Now, obviously, the film is patriotic and has a very powerful warrior ethos — that’s part of the pleasure of it, and you have to get your John Wayne on to fully enjoy it. This is no problem for me because I’ve got my John Wayne stuck on with KrazyGlue but I imagine there are some people who have to be in the proper mood. Whatever. The point is, the movie does what it sets out to do, and fans of cool, all-American action movies (like me) will definitely enjoy it.

Okay, so after I watched the film I went on Rotten Tomatoes and checked out the reviews. Viewers gave the film 75% positive ratings. Professional critics gave it 25%.

What??? Three fourths of the people who watch this movie like it, but only one fourth of the critics say it’s any good? How does that make sense? I mean, what is the point of a movie critic anyway? He has a job, right? His job is to tell you whether you’ll like the film or not, no? He’s supposed to tell you whether to plunk down your money for it. Otherwise, who cares what his opinion is?

Sure, we all understand that a critic might see a film and have aesthetic or personal objections, but shouldn’t he also have an awareness of what you, his readers, the reason his job exists, might think? Couldn’t he say, “Look, this fails as a work of art in my opinion, but lovers of hard-hitting action will enjoy it?” Couldn’t he say, “Hey, I prefer romantic comedies where guys sheepishly apologize to their girlfriends but if you, on the other hand, have testicles, you might like this instead?” Couldn’t he say, “You know, I’m a wet noodle of a leftist anti-American, but real men who love their country might be edified to watch a story about the tough guys who protect their freedoms?” Because, of course, that was the big objection the Tomato critics had to Act of Valor. Any number of them called it “propaganda.” Right. A piece of anti-American, anti-military, dishonest and poorly written horse wallop like “Valley of Elah,” won 72% praise from these knuckleheads, but a patriotic film is perforce propaganda.

A critic who hasn’t got the judgement or wisdom or simple frankness to tell you whether or not you’ll like a film regardless of his personal opinions should do something else for a living. Same goes for a journalist who can’t cover a story without tainting it with his personal politics. They are wasting skin that could be used to make an honest human being.


Cross-Posted at PJ Lifestyle

Related: See Roger L. Simon’s take:

An Academy Member Looks at Oscar and Act of Valor


August 1st, 2012 - 8:27 am

I like gay people and — let me be frank — hate fast food. But this nonsense about Chick-Fil-A underscores the reason I’ve been hesitant to indulge my natural libertarianism and plunk outright for gay marriage.

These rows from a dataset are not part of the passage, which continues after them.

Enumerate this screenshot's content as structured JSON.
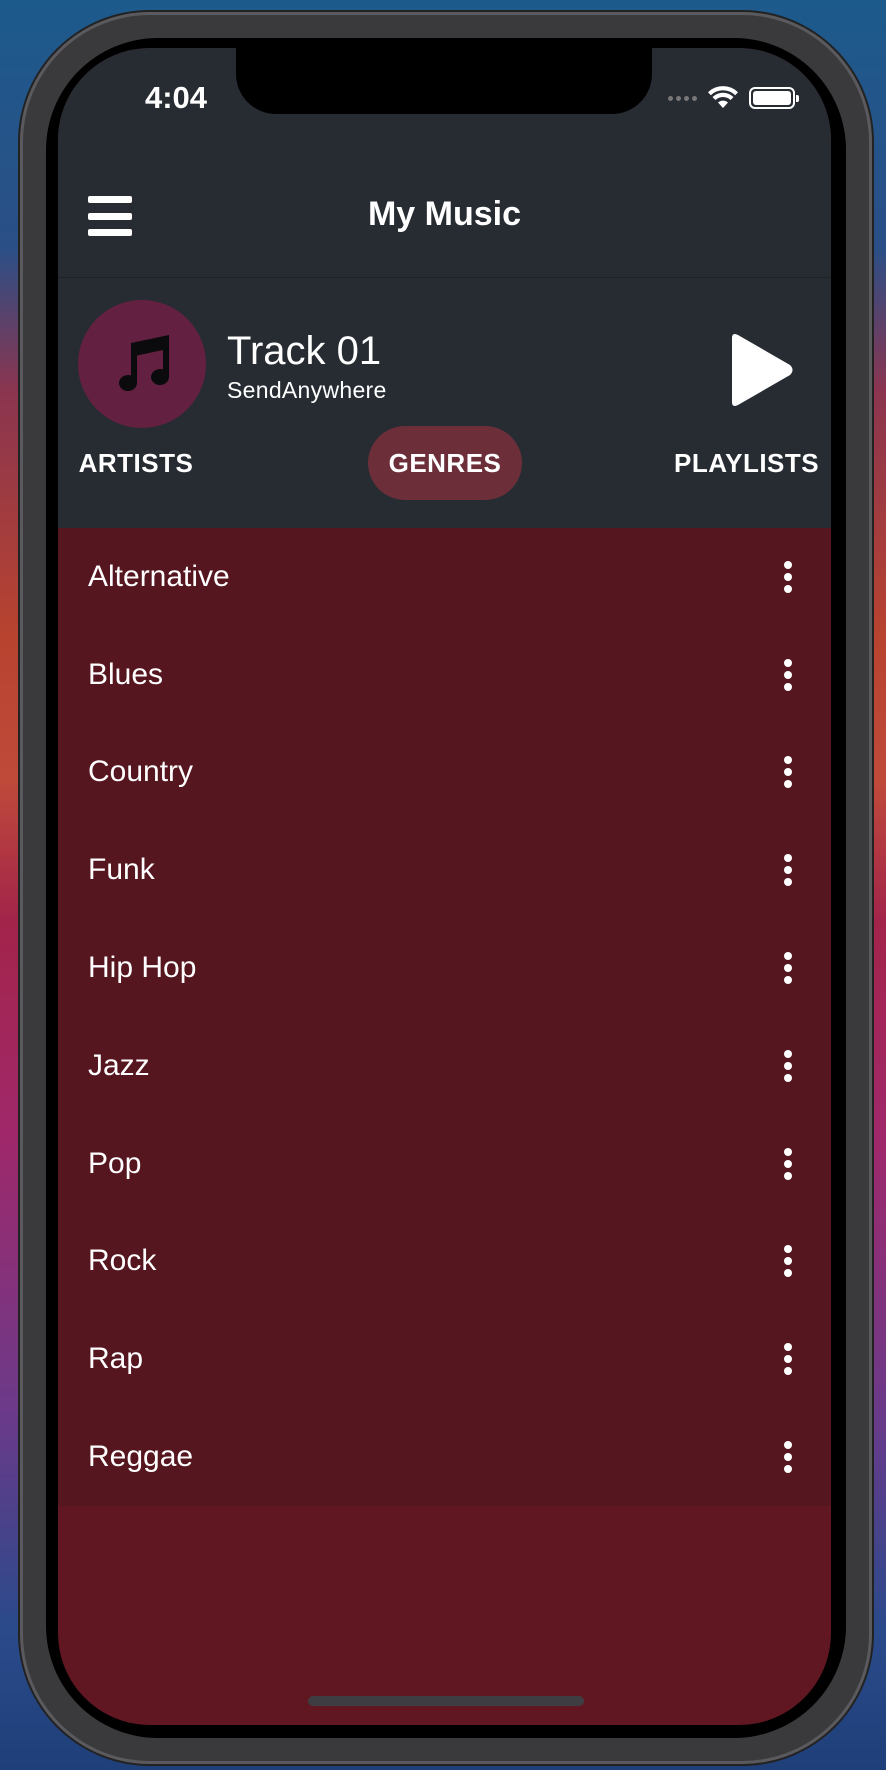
{
  "status_bar": {
    "time": "4:04"
  },
  "header": {
    "title": "My Music"
  },
  "now_playing": {
    "track": "Track 01",
    "artist": "SendAnywhere"
  },
  "tabs": [
    {
      "label": "ARTISTS"
    },
    {
      "label": "GENRES",
      "active": true
    },
    {
      "label": "PLAYLISTS"
    }
  ],
  "genres": [
    {
      "label": "Alternative"
    },
    {
      "label": "Blues"
    },
    {
      "label": "Country"
    },
    {
      "label": "Funk"
    },
    {
      "label": "Hip Hop"
    },
    {
      "label": "Jazz"
    },
    {
      "label": "Pop"
    },
    {
      "label": "Rock"
    },
    {
      "label": "Rap"
    },
    {
      "label": "Reggae"
    }
  ],
  "colors": {
    "header_bg": "#272c33",
    "list_bg": "#55161f",
    "footer_bg": "#611722",
    "active_tab": "#6c2f3a",
    "album_circle": "#632040"
  },
  "icons": {
    "menu": "hamburger-icon",
    "album": "music-note-icon",
    "play": "play-icon",
    "row_action": "more-vertical-icon"
  }
}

In general, I have no problem with marriage for gays, if it comes about legislatively rather than through judicial fiat. I’ve listened carefully to the arguments of several social conservatives of good will who feel that changing the age-old definition of marriage will weaken a principle pillar of liberty. I’m not convinced — not even convinced that the possibility of such a moral hazard is a compelling reason to keep people from doing whatever they bloody well want with their private lives. As for the ideas that being gay is unnatural or a sin per se — that is, a sin whether it does any earthly harm or not — I reject them outright. Homosexuality seems as much a part of nature as left-handedness and is probably much less annoying when using scissors. And if it is somehow offensive to God, that’s His business: I am specifically instructed to judge not in such matters and tend to my own manifold offenses.

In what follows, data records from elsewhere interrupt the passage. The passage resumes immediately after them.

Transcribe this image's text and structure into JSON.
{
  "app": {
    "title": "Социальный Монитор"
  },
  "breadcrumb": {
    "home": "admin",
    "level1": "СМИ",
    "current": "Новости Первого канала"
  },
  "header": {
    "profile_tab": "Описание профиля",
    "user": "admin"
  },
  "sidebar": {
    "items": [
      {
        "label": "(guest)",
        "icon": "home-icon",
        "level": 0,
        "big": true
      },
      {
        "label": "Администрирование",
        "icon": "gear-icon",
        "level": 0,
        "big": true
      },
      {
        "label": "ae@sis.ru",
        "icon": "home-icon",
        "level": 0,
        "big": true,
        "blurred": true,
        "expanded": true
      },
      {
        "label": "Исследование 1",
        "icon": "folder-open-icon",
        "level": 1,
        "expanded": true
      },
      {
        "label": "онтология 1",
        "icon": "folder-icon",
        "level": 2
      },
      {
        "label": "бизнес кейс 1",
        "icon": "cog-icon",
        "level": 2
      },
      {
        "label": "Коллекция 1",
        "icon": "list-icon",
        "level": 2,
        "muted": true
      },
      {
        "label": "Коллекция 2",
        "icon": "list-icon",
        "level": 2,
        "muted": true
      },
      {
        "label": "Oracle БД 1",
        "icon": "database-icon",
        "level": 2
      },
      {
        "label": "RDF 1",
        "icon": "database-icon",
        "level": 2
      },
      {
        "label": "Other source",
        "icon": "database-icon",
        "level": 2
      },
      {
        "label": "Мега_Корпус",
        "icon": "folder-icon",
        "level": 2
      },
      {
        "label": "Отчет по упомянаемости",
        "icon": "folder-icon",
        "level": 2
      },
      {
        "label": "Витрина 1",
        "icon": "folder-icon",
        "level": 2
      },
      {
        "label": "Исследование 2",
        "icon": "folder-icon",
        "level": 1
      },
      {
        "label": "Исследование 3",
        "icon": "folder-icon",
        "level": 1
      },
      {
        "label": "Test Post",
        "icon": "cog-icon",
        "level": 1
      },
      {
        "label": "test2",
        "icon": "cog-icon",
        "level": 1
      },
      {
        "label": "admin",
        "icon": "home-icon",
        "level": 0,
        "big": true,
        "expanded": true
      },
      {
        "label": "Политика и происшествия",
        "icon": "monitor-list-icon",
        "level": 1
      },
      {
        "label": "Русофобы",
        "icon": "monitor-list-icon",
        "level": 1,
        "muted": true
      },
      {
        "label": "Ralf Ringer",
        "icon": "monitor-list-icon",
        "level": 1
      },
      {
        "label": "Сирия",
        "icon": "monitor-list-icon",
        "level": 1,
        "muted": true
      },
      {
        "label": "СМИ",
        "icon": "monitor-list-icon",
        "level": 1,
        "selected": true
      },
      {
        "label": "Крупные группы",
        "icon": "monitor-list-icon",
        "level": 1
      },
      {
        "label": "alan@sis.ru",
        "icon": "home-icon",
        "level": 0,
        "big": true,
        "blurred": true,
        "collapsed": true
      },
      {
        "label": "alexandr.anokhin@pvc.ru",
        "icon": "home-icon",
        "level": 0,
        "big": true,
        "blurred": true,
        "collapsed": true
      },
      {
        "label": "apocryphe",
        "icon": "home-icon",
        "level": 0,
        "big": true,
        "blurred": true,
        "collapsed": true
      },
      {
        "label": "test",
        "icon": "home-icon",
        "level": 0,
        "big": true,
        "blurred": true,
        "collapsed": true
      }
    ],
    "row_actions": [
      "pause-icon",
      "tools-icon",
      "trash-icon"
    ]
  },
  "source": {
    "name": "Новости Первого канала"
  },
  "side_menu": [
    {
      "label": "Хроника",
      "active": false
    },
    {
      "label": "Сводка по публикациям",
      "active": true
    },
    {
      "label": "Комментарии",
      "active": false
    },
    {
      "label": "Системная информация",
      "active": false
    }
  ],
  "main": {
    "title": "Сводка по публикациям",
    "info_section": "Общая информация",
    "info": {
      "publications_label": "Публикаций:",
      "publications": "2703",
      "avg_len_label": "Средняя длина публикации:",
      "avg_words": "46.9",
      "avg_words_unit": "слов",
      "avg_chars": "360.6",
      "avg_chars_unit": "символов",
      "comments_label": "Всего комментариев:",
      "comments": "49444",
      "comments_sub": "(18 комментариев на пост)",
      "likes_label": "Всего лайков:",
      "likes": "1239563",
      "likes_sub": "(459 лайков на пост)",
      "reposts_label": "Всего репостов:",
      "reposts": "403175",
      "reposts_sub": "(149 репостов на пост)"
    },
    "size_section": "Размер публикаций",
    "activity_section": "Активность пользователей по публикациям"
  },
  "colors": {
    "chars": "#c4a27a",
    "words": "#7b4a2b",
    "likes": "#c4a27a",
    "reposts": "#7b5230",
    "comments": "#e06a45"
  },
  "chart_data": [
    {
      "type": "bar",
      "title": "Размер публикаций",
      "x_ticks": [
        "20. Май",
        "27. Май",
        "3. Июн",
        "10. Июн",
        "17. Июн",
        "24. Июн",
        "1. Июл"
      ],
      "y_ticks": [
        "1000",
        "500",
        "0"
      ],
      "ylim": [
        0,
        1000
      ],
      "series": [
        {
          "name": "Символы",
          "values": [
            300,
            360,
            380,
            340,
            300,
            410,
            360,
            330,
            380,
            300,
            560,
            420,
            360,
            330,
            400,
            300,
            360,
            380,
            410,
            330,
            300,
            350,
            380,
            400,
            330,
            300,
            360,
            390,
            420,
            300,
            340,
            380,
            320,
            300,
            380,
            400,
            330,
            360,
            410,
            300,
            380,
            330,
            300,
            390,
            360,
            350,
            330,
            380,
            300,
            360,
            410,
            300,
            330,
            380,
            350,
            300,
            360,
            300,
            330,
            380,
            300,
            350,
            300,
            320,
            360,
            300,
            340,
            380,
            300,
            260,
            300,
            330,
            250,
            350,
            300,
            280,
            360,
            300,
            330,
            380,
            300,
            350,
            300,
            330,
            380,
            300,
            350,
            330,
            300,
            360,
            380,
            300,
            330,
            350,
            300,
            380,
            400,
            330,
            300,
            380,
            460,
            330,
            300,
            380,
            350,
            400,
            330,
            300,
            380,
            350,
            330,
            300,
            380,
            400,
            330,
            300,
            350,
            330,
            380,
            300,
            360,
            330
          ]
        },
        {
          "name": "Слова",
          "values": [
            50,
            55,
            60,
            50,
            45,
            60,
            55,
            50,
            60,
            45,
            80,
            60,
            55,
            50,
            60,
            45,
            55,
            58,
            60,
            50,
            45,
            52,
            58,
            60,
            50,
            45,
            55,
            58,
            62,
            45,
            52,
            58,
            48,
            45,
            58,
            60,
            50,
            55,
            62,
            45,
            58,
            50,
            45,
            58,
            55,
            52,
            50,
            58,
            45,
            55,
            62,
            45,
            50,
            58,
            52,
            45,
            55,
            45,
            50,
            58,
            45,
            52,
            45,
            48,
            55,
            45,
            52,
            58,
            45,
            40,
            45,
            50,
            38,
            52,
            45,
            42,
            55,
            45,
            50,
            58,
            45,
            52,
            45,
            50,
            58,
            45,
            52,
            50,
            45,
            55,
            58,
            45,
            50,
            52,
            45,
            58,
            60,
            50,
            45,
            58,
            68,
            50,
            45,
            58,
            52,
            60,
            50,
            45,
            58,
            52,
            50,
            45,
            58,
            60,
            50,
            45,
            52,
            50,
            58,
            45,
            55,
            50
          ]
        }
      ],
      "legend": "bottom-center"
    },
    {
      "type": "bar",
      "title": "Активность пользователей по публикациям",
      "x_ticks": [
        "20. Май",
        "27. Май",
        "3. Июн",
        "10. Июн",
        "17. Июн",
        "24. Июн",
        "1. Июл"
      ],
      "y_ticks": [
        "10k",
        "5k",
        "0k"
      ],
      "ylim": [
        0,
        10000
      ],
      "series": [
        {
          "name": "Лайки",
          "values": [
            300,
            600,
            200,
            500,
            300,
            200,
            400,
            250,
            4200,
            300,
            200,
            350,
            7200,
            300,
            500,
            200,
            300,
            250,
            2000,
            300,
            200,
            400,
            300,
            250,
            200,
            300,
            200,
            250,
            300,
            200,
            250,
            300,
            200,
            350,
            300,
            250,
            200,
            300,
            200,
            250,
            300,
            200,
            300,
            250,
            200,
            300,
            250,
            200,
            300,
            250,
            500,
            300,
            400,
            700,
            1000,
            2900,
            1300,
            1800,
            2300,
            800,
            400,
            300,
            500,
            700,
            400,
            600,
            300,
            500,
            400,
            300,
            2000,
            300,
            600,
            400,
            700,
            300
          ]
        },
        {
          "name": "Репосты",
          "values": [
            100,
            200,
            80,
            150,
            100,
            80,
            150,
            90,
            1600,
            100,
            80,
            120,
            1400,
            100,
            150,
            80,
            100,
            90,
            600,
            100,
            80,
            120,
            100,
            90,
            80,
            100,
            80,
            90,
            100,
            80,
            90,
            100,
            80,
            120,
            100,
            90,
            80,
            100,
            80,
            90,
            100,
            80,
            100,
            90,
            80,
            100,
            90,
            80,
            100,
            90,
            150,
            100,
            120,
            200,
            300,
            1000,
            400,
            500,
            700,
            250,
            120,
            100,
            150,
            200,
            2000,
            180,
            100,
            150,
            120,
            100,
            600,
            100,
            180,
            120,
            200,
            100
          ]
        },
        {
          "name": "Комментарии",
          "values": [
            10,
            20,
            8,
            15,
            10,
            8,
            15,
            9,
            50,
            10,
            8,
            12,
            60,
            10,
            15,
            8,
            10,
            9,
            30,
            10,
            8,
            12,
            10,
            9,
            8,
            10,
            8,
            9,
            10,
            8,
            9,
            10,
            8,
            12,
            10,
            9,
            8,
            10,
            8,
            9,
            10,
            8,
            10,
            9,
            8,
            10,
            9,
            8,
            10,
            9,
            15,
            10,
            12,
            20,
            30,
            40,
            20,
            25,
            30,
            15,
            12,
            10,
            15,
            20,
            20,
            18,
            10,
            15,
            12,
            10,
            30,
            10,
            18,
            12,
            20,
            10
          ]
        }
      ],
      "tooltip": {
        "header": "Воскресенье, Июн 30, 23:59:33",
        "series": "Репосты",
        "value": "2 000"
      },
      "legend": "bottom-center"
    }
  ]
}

But when activists and government officials feel justified in attempting obnoxious boycotts and illegal vendettas against a business like Chick-Fil-A merely because it puts forward traditional beliefs, I am reminded of the deep, vicious and steadfast intolerance of those who claim the mantle of tolerance. I begin to suspect — I do suspect — that the movement for gay marriage is nothing more than an assault on freedom of religion and freedom of expression by other means — yet another ploy of those who believe in an all-powerful state shepherding powerless individuals into leftist nirvana. Truly, I wish to deny my gay friends and colleagues nothing. But the right to express, exercise and live by your faith and conscience is far more essential to human liberty and dignity than the government’s official approval of your relationships. If what gay activists really want is the power to silence those who disapprove of them, then to hell with them.

I have never been able to see the problem with being gay and don’t know why some people find it repellent. What I find repellent are the hateful and intolerant radicals who wage war on people for their opinions. Wise gay people will throw these idiots overboard and make their case for acceptance with patience and reason to their fellow Americans. They are going to win this fight eventually, I think, but the method by which they win will matter to their future and the future of the country.